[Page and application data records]
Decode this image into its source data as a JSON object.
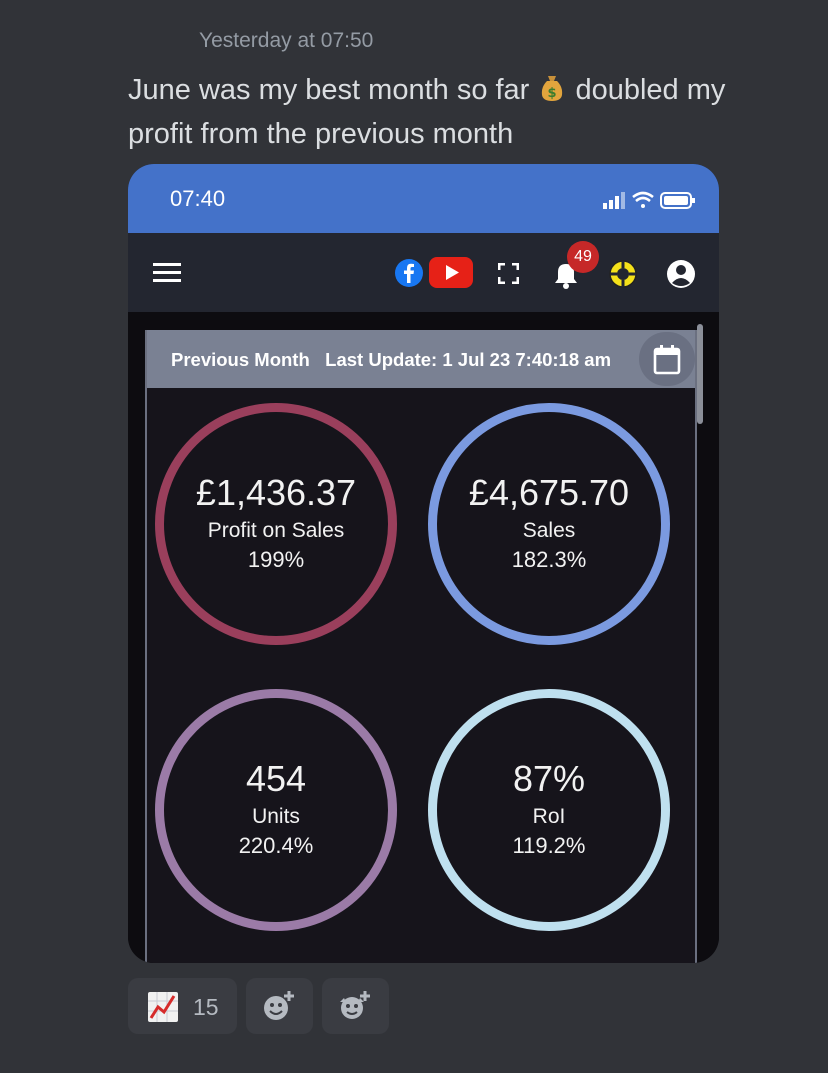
{
  "message": {
    "timestamp": "Yesterday at 07:50",
    "text_part1": "June was my best month so far",
    "text_part2": "doubled my profit from the previous month",
    "emoji": "money-bag-icon"
  },
  "phone": {
    "status_time": "07:40",
    "appbar": {
      "notification_badge": "49",
      "icons": [
        "menu-icon",
        "facebook-icon",
        "youtube-icon",
        "fullscreen-icon",
        "bell-icon",
        "support-icon",
        "account-icon"
      ]
    },
    "card": {
      "title": "Previous Month   Last Update: 1 Jul 23 7:40:18 am",
      "metrics": [
        {
          "value": "£1,436.37",
          "label": "Profit on Sales",
          "change": "199%",
          "color": "#9a3f5c"
        },
        {
          "value": "£4,675.70",
          "label": "Sales",
          "change": "182.3%",
          "color": "#7b9ae0"
        },
        {
          "value": "454",
          "label": "Units",
          "change": "220.4%",
          "color": "#9b7ba7"
        },
        {
          "value": "87%",
          "label": "RoI",
          "change": "119.2%",
          "color": "#bfe0ef"
        }
      ]
    }
  },
  "reactions": [
    {
      "emoji": "chart-increasing-icon",
      "count": "15"
    },
    {
      "emoji": "add-reaction-icon"
    },
    {
      "emoji": "add-super-reaction-icon"
    }
  ],
  "colors": {
    "background": "#313338",
    "statusbar": "#4472c9",
    "appbar": "#232630"
  }
}
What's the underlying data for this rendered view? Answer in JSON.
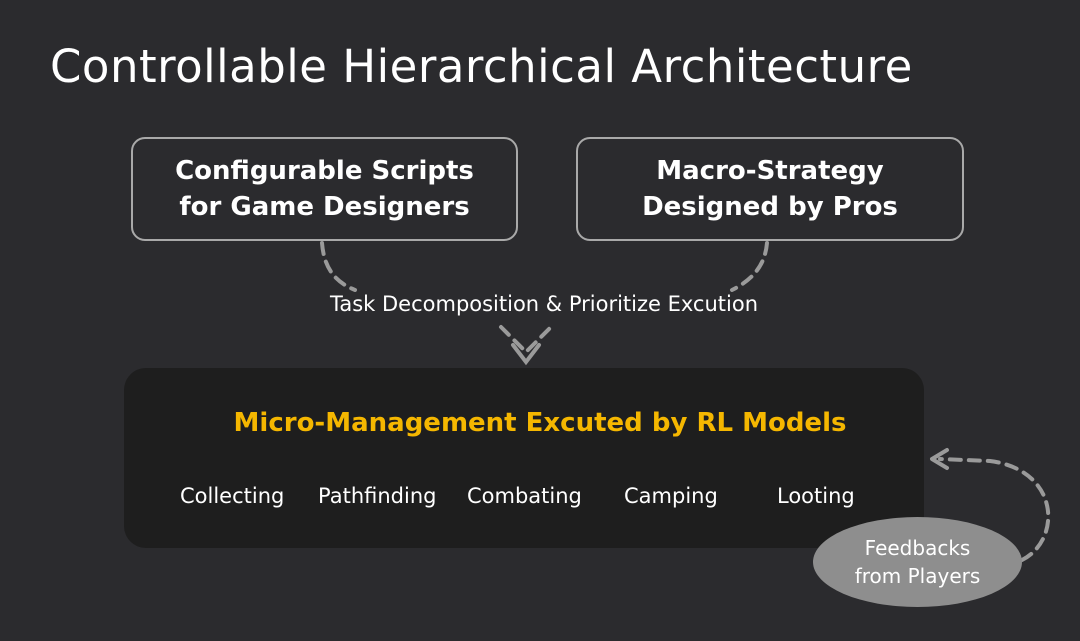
{
  "title": "Controllable Hierarchical Architecture",
  "box_left": {
    "line1": "Configurable Scripts",
    "line2": "for Game Designers"
  },
  "box_right": {
    "line1": "Macro-Strategy",
    "line2": "Designed by Pros"
  },
  "connector_label": "Task Decomposition & Prioritize Excution",
  "bottom": {
    "title": "Micro-Management Excuted by RL Models",
    "tasks": [
      "Collecting",
      "Pathfinding",
      "Combating",
      "Camping",
      "Looting"
    ]
  },
  "feedback": {
    "line1": "Feedbacks",
    "line2": "from Players"
  },
  "colors": {
    "background": "#2b2b2e",
    "panel": "#1e1e1e",
    "accent": "#f5b700",
    "border": "#a9a9a9",
    "dashed": "#9a9a9a",
    "ellipse": "#8e8e8e"
  }
}
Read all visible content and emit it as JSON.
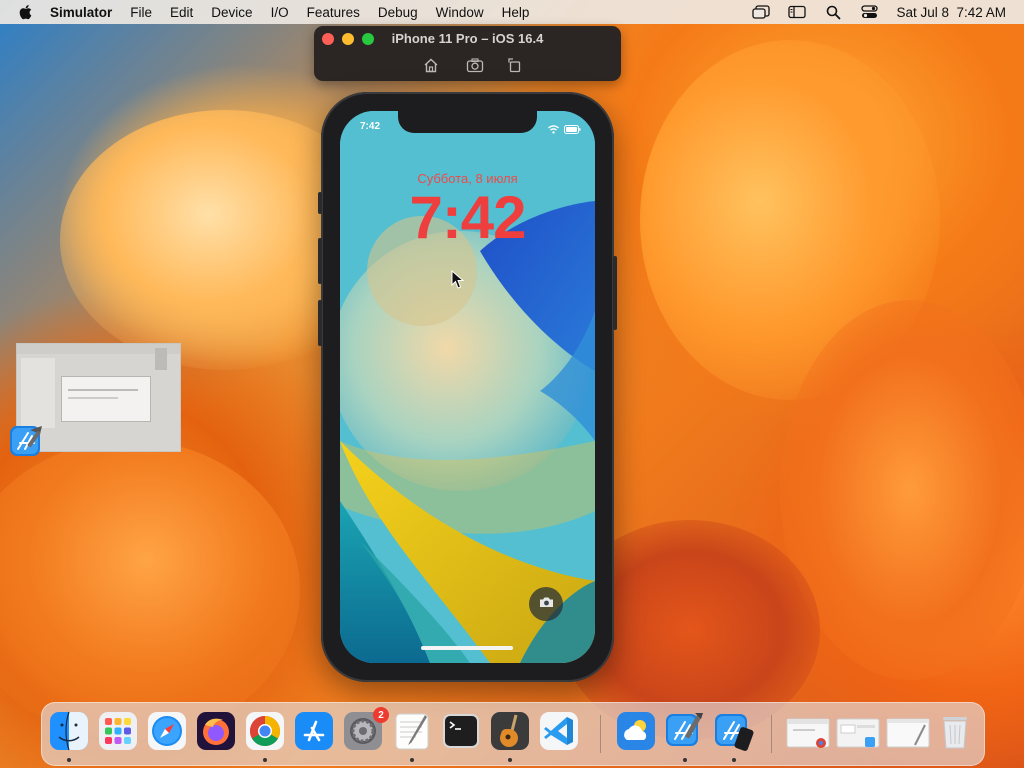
{
  "menubar": {
    "app_name": "Simulator",
    "items": [
      "File",
      "Edit",
      "Device",
      "I/O",
      "Features",
      "Debug",
      "Window",
      "Help"
    ],
    "clock": "Sat Jul 8  7:42 AM"
  },
  "simulator": {
    "title": "iPhone 11 Pro – iOS 16.4",
    "toolbar": [
      "home-icon",
      "screenshot-icon",
      "rotate-icon"
    ]
  },
  "lock_screen": {
    "status_time": "7:42",
    "date": "Суббота, 8 июля",
    "time": "7:42"
  },
  "dock": {
    "apps": [
      {
        "name": "Finder",
        "icon": "finder-icon",
        "running": true
      },
      {
        "name": "Launchpad",
        "icon": "launchpad-icon",
        "running": false
      },
      {
        "name": "Safari",
        "icon": "safari-icon",
        "running": false
      },
      {
        "name": "Firefox",
        "icon": "firefox-icon",
        "running": false
      },
      {
        "name": "Chrome",
        "icon": "chrome-icon",
        "running": true
      },
      {
        "name": "App Store",
        "icon": "app-store-icon",
        "running": false
      },
      {
        "name": "System Settings",
        "icon": "system-settings-icon",
        "running": false,
        "badge": "2"
      },
      {
        "name": "TextEdit",
        "icon": "textedit-icon",
        "running": true
      },
      {
        "name": "Terminal",
        "icon": "terminal-icon",
        "running": false
      },
      {
        "name": "GarageBand",
        "icon": "garageband-icon",
        "running": true
      },
      {
        "name": "Visual Studio Code",
        "icon": "vscode-icon",
        "running": false
      },
      {
        "name": "Weather",
        "icon": "weather-icon",
        "running": false
      },
      {
        "name": "Xcode",
        "icon": "xcode-icon",
        "running": true
      },
      {
        "name": "Simulator",
        "icon": "simulator-icon",
        "running": true
      }
    ]
  },
  "colors": {
    "lock_text": "#ee3e3e",
    "badge": "#ee3b30",
    "close": "#ff5f57",
    "minimize": "#febc2e",
    "zoom": "#28c840"
  }
}
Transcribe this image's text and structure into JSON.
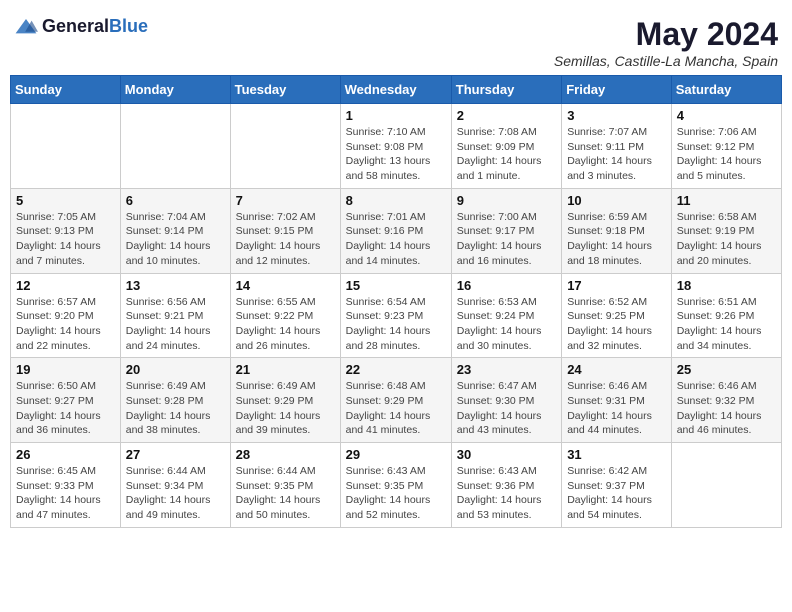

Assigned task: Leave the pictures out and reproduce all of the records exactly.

Written answer:
Decode this image into its source data as a JSON object.
{
  "message": {
    "timestamp": "Yesterday at 07:50",
    "text_part1": "June was my best month so far",
    "text_part2": "doubled my profit from the previous month",
    "emoji": "money-bag-icon"
  },
  "phone": {
    "status_time": "07:40",
    "appbar": {
      "notification_badge": "49",
      "icons": [
        "menu-icon",
        "facebook-icon",
        "youtube-icon",
        "fullscreen-icon",
        "bell-icon",
        "support-icon",
        "account-icon"
      ]
    },
    "card": {
      "title": "Previous Month   Last Update: 1 Jul 23 7:40:18 am",
      "metrics": [
        {
          "value": "£1,436.37",
          "label": "Profit on Sales",
          "change": "199%",
          "color": "#9a3f5c"
        },
        {
          "value": "£4,675.70",
          "label": "Sales",
          "change": "182.3%",
          "color": "#7b9ae0"
        },
        {
          "value": "454",
          "label": "Units",
          "change": "220.4%",
          "color": "#9b7ba7"
        },
        {
          "value": "87%",
          "label": "RoI",
          "change": "119.2%",
          "color": "#bfe0ef"
        }
      ]
    }
  },
  "reactions": [
    {
      "emoji": "chart-increasing-icon",
      "count": "15"
    },
    {
      "emoji": "add-reaction-icon"
    },
    {
      "emoji": "add-super-reaction-icon"
    }
  ],
  "colors": {
    "background": "#313338",
    "statusbar": "#4472c9",
    "appbar": "#232630"
  }
}
What's the underlying data for this rendered view? Answer in JSON.
{
  "title": "Controllable Hierarchical Architecture",
  "box_left": {
    "line1": "Configurable Scripts",
    "line2": "for Game Designers"
  },
  "box_right": {
    "line1": "Macro-Strategy",
    "line2": "Designed by Pros"
  },
  "connector_label": "Task Decomposition & Prioritize Excution",
  "bottom": {
    "title": "Micro-Management Excuted by RL Models",
    "tasks": [
      "Collecting",
      "Pathfinding",
      "Combating",
      "Camping",
      "Looting"
    ]
  },
  "feedback": {
    "line1": "Feedbacks",
    "line2": "from Players"
  },
  "colors": {
    "background": "#2b2b2e",
    "panel": "#1e1e1e",
    "accent": "#f5b700",
    "border": "#a9a9a9",
    "dashed": "#9a9a9a",
    "ellipse": "#8e8e8e"
  }
}
Read all visible content and emit it as JSON.
{
  "menubar": {
    "app_name": "Simulator",
    "items": [
      "File",
      "Edit",
      "Device",
      "I/O",
      "Features",
      "Debug",
      "Window",
      "Help"
    ],
    "clock": "Sat Jul 8  7:42 AM"
  },
  "simulator": {
    "title": "iPhone 11 Pro – iOS 16.4",
    "toolbar": [
      "home-icon",
      "screenshot-icon",
      "rotate-icon"
    ]
  },
  "lock_screen": {
    "status_time": "7:42",
    "date": "Суббота, 8 июля",
    "time": "7:42"
  },
  "dock": {
    "apps": [
      {
        "name": "Finder",
        "icon": "finder-icon",
        "running": true
      },
      {
        "name": "Launchpad",
        "icon": "launchpad-icon",
        "running": false
      },
      {
        "name": "Safari",
        "icon": "safari-icon",
        "running": false
      },
      {
        "name": "Firefox",
        "icon": "firefox-icon",
        "running": false
      },
      {
        "name": "Chrome",
        "icon": "chrome-icon",
        "running": true
      },
      {
        "name": "App Store",
        "icon": "app-store-icon",
        "running": false
      },
      {
        "name": "System Settings",
        "icon": "system-settings-icon",
        "running": false,
        "badge": "2"
      },
      {
        "name": "TextEdit",
        "icon": "textedit-icon",
        "running": true
      },
      {
        "name": "Terminal",
        "icon": "terminal-icon",
        "running": false
      },
      {
        "name": "GarageBand",
        "icon": "garageband-icon",
        "running": true
      },
      {
        "name": "Visual Studio Code",
        "icon": "vscode-icon",
        "running": false
      },
      {
        "name": "Weather",
        "icon": "weather-icon",
        "running": false
      },
      {
        "name": "Xcode",
        "icon": "xcode-icon",
        "running": true
      },
      {
        "name": "Simulator",
        "icon": "simulator-icon",
        "running": true
      }
    ]
  },
  "colors": {
    "lock_text": "#ee3e3e",
    "badge": "#ee3b30",
    "close": "#ff5f57",
    "minimize": "#febc2e",
    "zoom": "#28c840"
  }
}
Transcribe this image's text and structure into JSON.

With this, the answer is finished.